***** Input material *****
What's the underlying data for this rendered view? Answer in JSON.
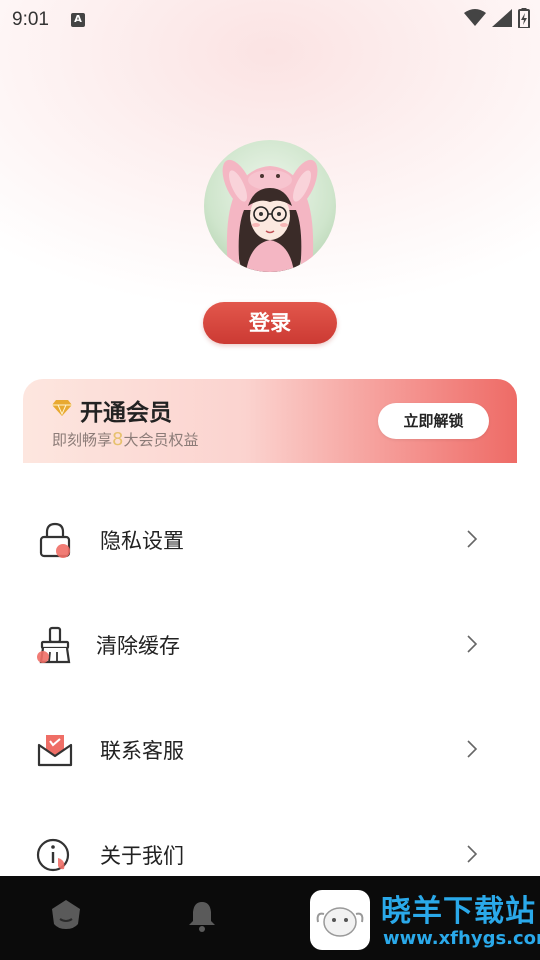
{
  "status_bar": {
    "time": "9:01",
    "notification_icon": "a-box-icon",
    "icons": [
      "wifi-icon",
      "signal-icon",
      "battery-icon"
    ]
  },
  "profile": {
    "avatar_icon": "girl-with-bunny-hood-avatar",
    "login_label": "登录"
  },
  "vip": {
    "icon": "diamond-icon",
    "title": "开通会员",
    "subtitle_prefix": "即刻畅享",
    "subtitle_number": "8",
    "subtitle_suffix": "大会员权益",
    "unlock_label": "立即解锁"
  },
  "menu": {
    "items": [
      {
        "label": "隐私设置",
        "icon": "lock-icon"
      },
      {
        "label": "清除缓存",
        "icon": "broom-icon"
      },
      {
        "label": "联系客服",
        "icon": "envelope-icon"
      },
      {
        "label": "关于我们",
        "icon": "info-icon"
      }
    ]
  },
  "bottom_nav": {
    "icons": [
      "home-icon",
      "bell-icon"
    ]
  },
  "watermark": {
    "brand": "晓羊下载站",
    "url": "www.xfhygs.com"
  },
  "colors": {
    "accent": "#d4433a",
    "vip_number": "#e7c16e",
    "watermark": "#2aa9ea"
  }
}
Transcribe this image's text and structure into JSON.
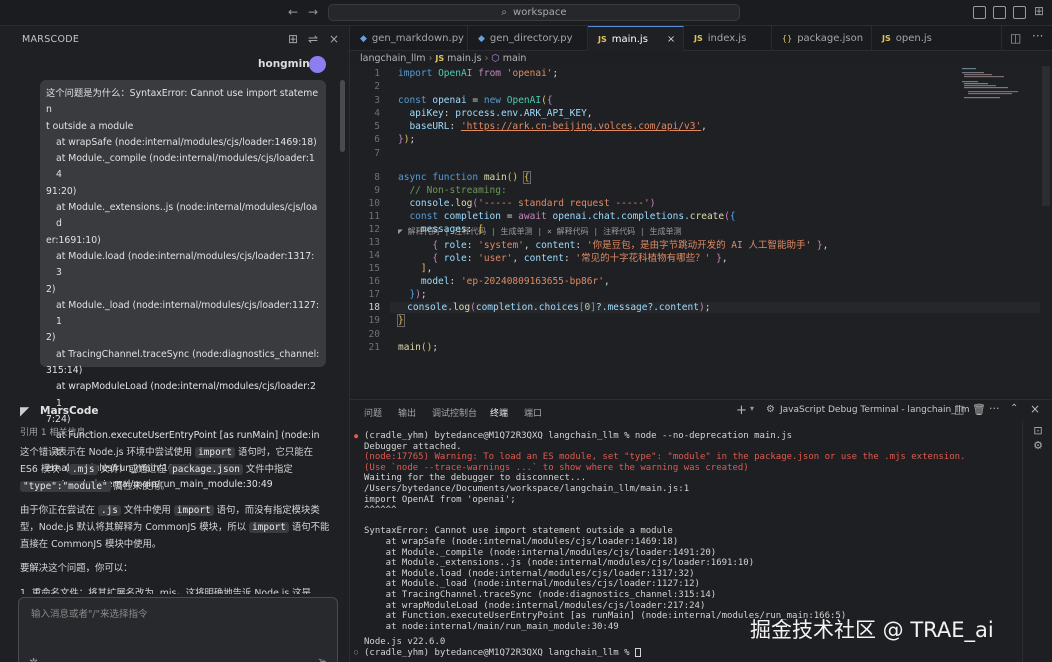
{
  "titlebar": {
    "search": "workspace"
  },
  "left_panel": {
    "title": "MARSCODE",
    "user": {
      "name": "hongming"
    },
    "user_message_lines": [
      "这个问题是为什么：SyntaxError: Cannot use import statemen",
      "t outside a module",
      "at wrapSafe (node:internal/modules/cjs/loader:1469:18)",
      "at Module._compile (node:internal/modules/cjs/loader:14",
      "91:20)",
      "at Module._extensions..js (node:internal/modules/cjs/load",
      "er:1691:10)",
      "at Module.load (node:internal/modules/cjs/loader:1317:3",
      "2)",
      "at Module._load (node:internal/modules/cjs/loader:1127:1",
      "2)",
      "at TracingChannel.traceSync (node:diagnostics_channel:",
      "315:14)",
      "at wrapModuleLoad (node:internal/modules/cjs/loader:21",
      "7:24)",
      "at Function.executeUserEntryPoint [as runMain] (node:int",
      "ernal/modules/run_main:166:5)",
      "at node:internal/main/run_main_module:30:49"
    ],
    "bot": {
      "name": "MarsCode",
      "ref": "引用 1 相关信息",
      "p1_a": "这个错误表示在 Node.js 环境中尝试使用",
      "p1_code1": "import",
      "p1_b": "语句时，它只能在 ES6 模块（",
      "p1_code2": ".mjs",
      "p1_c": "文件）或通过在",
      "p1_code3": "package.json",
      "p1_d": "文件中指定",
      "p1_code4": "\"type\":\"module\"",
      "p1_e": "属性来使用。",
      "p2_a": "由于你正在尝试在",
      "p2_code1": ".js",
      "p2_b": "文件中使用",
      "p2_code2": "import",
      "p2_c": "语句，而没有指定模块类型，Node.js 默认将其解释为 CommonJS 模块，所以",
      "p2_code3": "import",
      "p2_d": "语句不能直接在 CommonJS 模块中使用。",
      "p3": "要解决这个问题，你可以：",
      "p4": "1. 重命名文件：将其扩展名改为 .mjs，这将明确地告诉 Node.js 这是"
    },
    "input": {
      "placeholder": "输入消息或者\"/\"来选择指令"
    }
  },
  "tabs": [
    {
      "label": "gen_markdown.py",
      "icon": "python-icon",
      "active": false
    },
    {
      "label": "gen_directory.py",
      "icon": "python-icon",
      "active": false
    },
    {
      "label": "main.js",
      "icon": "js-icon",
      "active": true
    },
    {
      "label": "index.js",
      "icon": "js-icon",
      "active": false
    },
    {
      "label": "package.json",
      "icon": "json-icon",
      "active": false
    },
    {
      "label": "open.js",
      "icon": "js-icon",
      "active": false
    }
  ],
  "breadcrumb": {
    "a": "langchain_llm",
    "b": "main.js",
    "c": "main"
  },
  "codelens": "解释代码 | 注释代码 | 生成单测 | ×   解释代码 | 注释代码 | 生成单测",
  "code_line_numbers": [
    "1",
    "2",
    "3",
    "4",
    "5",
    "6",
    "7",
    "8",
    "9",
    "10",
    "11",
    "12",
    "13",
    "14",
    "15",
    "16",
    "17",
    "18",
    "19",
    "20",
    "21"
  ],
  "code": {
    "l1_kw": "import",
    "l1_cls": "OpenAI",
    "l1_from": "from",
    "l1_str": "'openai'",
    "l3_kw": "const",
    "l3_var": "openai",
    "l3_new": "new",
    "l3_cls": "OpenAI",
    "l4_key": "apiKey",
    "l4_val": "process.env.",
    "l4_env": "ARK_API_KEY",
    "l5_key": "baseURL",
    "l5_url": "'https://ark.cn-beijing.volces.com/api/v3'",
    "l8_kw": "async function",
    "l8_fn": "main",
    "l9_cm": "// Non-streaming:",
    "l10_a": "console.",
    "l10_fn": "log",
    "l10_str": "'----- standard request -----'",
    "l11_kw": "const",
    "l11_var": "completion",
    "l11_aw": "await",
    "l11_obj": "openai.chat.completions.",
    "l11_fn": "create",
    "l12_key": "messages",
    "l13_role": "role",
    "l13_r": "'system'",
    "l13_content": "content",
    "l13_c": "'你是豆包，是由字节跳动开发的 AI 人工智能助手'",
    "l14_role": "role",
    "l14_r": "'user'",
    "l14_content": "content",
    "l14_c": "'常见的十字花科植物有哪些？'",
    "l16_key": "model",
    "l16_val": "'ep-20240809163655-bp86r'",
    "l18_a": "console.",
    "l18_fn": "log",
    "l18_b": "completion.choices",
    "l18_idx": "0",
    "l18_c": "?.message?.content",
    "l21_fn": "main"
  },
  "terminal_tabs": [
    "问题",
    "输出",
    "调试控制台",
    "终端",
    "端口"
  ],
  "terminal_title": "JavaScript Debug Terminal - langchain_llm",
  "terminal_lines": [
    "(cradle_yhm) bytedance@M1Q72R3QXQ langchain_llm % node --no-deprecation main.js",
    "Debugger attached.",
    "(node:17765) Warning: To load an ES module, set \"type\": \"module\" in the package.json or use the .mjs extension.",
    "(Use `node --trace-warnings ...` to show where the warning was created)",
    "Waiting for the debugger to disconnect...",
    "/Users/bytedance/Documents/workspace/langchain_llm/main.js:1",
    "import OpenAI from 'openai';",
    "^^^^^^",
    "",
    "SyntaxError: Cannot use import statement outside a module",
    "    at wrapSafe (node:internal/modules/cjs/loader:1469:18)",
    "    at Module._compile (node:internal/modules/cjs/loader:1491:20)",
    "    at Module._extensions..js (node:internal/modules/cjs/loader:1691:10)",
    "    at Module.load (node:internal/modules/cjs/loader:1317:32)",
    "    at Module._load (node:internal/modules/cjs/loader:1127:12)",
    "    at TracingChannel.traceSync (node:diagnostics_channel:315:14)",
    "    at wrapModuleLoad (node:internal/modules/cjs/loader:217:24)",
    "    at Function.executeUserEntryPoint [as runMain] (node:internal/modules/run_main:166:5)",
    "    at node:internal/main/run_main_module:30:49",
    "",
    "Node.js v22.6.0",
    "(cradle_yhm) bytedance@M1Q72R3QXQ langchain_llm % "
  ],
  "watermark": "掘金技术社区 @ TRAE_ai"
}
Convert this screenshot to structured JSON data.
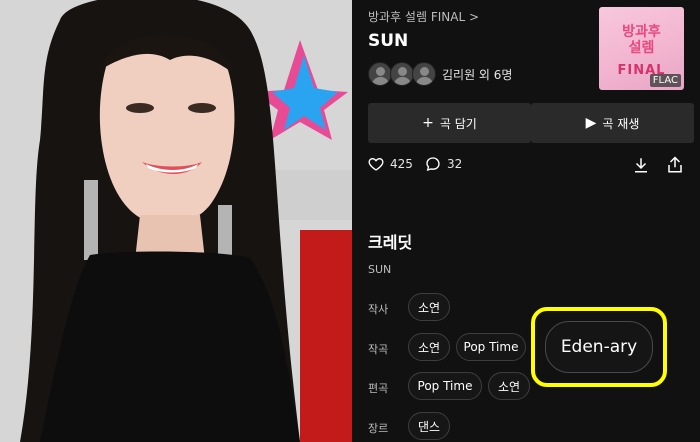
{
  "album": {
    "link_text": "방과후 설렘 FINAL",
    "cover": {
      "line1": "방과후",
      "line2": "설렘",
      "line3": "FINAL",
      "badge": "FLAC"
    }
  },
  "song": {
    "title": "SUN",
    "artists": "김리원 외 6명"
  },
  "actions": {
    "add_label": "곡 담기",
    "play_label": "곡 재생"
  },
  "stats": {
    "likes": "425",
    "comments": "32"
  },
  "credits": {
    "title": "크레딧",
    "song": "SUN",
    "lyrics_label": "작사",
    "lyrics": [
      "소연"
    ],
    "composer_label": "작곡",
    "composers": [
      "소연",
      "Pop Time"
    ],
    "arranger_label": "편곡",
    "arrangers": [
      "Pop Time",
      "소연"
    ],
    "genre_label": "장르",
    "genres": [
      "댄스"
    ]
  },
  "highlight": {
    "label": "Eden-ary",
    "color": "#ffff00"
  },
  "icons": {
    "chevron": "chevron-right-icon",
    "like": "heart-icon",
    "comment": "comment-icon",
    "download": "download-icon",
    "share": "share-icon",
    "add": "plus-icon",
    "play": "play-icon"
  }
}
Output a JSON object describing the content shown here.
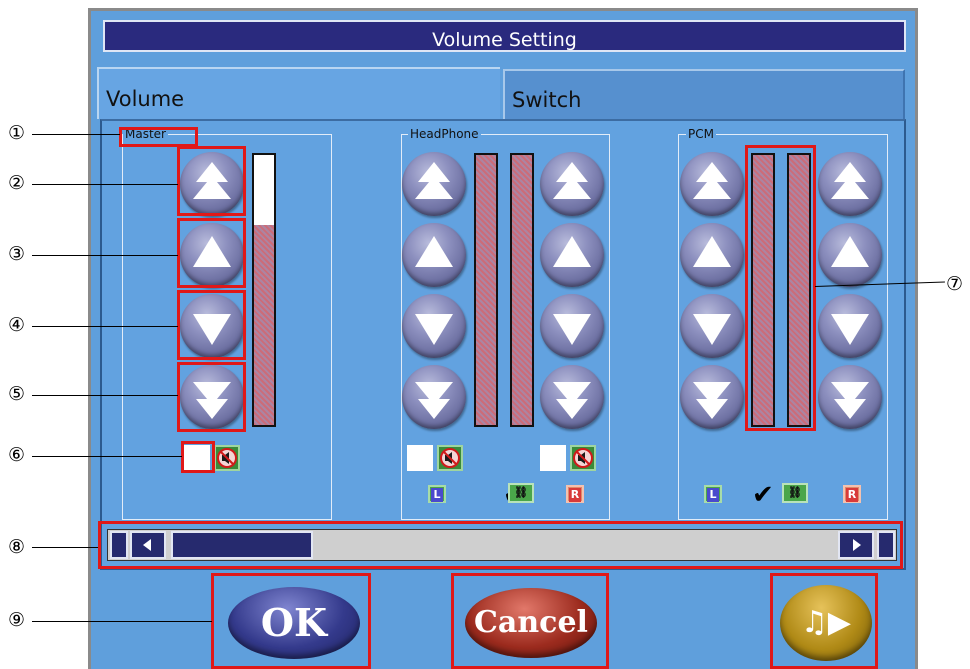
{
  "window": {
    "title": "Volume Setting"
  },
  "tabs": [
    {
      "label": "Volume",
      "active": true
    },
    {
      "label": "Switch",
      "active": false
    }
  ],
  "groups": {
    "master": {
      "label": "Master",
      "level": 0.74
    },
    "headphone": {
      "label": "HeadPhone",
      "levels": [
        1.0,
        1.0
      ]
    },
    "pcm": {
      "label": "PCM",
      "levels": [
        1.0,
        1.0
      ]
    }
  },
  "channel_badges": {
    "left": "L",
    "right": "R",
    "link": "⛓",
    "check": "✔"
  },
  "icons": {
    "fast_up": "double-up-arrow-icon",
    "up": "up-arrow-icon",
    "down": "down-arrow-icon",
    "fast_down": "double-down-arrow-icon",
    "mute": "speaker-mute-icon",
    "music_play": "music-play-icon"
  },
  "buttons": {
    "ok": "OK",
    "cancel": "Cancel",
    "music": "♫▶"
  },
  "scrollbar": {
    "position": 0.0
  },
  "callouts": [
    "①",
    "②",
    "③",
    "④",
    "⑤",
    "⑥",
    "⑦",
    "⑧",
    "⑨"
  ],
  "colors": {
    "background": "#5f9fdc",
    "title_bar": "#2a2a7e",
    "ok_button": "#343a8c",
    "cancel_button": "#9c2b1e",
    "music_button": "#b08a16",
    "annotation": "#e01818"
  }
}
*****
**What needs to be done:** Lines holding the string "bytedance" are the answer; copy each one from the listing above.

**Task solution:**
    "(cradle_yhm) bytedance@M1Q72R3QXQ langchain_llm % node --no-deprecation main.js",
    "/Users/bytedance/Documents/workspace/langchain_llm/main.js:1",
    "(cradle_yhm) bytedance@M1Q72R3QXQ langchain_llm % "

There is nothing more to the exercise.